* DESCRIPTION OF THE TASK: Wherever the word "Estimate" shows up in the data, report the line it sits in.

* SOURCE RECORDS:
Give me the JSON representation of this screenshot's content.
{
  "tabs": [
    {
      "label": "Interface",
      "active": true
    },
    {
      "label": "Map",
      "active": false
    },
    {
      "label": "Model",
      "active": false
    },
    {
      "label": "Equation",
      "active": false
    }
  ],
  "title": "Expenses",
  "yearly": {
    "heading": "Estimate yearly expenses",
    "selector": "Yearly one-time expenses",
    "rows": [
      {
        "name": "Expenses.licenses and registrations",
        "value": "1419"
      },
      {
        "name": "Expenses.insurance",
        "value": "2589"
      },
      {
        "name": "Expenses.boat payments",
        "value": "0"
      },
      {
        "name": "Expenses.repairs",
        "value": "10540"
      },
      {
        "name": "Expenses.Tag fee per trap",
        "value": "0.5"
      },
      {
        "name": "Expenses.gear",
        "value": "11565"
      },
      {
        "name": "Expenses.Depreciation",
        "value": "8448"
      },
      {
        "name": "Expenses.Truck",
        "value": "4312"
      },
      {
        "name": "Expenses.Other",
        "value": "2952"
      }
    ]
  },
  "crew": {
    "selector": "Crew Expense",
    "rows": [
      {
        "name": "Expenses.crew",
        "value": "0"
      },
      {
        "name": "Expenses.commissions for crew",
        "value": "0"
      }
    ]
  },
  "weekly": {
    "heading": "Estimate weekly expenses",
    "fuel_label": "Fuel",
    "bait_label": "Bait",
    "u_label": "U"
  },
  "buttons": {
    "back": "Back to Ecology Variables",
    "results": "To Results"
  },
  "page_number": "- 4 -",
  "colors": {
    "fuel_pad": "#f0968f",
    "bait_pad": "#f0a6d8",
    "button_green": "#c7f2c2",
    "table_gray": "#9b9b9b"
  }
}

* EXERCISE SOLUTION:
    "heading": "Estimate yearly expenses",
    "heading": "Estimate weekly expenses",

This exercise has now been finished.